Some years ago a standardised design for medium to large span low-pitch portal frames
suitable for repetitive production was developed in the United States of America under the
name of Butler building frames. Unlike the plastically designed I-section portals already
described, these frames have their rafter and column sections made of welded plate
girder section, employing minimum thickness material. The slender proportions of the

cross-section elements render the frames unsuitable for plastic design treatment and they
are thus analysed elastically.


(i) B = Bracing planes (ii)

Alternative Sections A - A

Fig. 6.7: Gable framing

Because of their economy, versatility and attractive appearance these buildings soon
became very popular, their use spreading rapidly to countries outside of the United
States. They are produced in South Africa under the name of Superframe Systems. This
type of construction is, however, generally only economically justified where large-span
buildings are required.

A typical single-span frame of this design is shown in Fig 6.8. It will be seen that the
columns and rafters are tapered to match the general shape of the gravity bending
moment diagram and the high moments at the column-rafter junction and at the apex can
thus be accommodated by the deeper section. Uniform flange and web thicknesses can
be used, resulting in a frame with a minimum steel content.

Roof slope 1:12

Fig 6.8: Standardised portal frame

The higher fabrication cost of the tapered, welded construction is more than offset by the
much reduced material content. The mass can be as little as 75 per cent of a
conventional rolled-steel portal frame of similar size. Web thicknesses are as small as
5 mm and flange thicknesses 8 mm.

Such thin-webbed sections require non-conventional design and fabrication procedures

and the specialist fabricators use computer-aided design and detailing routines and
automated shop assembly methods.

The standard spans range from 12,0 m to 30,0 m in 3,0 m increments and then up to
54,0 m in 6,0 m increments. Eaves heights range from 4,0 m to 8,0 m in 1,0 m
increments. The rafter slope is 1:12 (4,76º).

6.12 Summary

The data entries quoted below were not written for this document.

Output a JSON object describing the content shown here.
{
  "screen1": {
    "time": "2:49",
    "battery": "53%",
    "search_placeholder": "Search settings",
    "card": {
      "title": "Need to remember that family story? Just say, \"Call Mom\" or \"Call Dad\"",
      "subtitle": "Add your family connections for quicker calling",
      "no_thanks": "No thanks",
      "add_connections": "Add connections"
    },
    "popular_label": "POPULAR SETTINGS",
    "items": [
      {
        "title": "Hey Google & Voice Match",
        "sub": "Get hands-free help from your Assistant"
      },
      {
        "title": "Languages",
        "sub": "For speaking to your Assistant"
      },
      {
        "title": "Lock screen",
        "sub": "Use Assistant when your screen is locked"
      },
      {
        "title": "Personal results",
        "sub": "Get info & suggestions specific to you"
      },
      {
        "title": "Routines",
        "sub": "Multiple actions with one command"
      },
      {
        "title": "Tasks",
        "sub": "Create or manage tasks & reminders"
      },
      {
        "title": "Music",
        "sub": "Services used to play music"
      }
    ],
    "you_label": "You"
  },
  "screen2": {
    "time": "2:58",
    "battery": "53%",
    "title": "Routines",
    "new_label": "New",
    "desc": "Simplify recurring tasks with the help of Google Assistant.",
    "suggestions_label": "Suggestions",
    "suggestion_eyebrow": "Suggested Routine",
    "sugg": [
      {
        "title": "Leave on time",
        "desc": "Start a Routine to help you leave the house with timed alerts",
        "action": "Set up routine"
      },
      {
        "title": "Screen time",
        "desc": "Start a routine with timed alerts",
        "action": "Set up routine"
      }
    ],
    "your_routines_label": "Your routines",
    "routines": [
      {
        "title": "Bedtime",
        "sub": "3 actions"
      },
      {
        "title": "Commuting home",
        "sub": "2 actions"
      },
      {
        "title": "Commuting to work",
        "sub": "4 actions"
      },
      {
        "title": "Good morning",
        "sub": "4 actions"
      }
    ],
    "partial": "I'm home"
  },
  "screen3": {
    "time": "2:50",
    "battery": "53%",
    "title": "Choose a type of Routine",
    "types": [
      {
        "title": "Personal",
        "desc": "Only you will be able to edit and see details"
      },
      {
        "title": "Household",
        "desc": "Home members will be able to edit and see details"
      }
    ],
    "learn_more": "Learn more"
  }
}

• I-section portal frames designed to the current codes, viz. SABS 0160-1989 and
SABS 0162-1:1993, are lighter than those designed to the earlier codes as regards
strength requirements and deflection is thus likely to be a critical design factor.
Portal frames will therefore tend to be designed elastically in future.

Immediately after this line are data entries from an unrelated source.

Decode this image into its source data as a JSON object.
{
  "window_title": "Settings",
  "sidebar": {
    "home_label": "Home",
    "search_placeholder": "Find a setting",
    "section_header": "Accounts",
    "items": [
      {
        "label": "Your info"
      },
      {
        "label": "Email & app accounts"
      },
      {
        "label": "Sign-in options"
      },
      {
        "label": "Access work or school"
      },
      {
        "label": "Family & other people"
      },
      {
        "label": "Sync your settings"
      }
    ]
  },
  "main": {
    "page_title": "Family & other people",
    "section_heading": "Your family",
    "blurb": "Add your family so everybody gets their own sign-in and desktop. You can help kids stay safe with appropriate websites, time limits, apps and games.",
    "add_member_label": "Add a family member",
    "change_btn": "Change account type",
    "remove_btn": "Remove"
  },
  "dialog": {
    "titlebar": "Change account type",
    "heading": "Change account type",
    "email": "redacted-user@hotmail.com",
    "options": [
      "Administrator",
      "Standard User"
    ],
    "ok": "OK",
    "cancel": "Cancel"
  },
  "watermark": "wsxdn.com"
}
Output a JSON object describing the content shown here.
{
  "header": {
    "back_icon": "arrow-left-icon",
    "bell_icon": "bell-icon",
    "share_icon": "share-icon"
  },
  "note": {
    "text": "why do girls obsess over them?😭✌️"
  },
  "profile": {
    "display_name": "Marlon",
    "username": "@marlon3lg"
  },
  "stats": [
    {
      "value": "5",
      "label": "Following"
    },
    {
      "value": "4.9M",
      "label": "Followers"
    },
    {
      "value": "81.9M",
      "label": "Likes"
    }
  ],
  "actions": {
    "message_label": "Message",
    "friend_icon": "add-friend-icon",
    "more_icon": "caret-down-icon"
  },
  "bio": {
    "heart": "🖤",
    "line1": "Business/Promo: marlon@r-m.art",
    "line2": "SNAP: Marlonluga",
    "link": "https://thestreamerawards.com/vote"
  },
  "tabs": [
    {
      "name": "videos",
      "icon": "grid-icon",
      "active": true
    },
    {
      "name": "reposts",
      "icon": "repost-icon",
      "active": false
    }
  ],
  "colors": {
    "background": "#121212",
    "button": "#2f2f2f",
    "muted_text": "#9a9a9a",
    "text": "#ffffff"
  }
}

• Simple bolted connections with Grade 8.8S bolts should be used for eaves and
apex joints. Stiffeners to the column and rafter web, and end plate extensions,
should be omitted where feasible.

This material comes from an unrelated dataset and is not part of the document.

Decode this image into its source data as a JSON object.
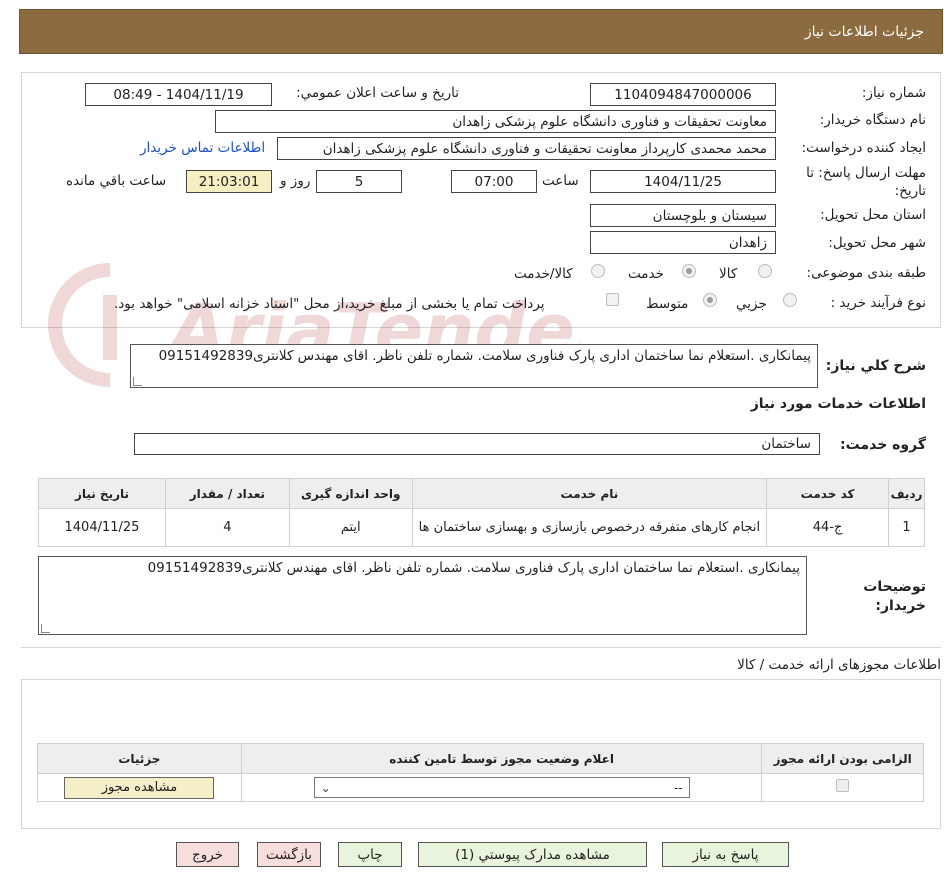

• For frames with equal column and rafter sections the members may be joined by
welding, with bolted site splices located a short way up the rafters. For high corner
moments welded haunches may be added.

• The rafter-to-column joint requires stabilisation against twist and lateral buckling
because of the high negative moment. This may be achieved with a circular hollow
section strut with end plates welded on and knee-braces if necessary.

• It is important that all bracing members, including purlins and girts, used to effect
lateral torsional stability to the rafter and column have sufficient stiffness to restrain
the appropriate points.

• The bottom flanges of rafters, when under flexural compression, need to be

stabilised against buckling. The means usually employed is angle bracing from the
purlins to the bottom flange.

• For the sake of overall economy in material content and labour input, the spacing of
the portal frames should be considered carefully. A layout having greater purlin
spans and fewer, but slightly heavier frames, is usually best.

• To counteract deflection under gravity loading, portal frames should be preset to

provide a suitable camber. This is done by adjusting the angles between the
columns and the rafter, and between the rafters at the apex.

• Column bases should be pinned wherever possible. If fixed bases are used the
stiffening details should be kept simple.

• In buildings not designed for lengthwise extension, gable frames should be

substituted for the end portals. These frames can be very simple and light, but must
be braced within their plane.

• Multispan portal buildings having two roof slopes only (i.e. no valleys), may have the
interior columns pinned top and bottom for maximum economy and reduced
foundation loading.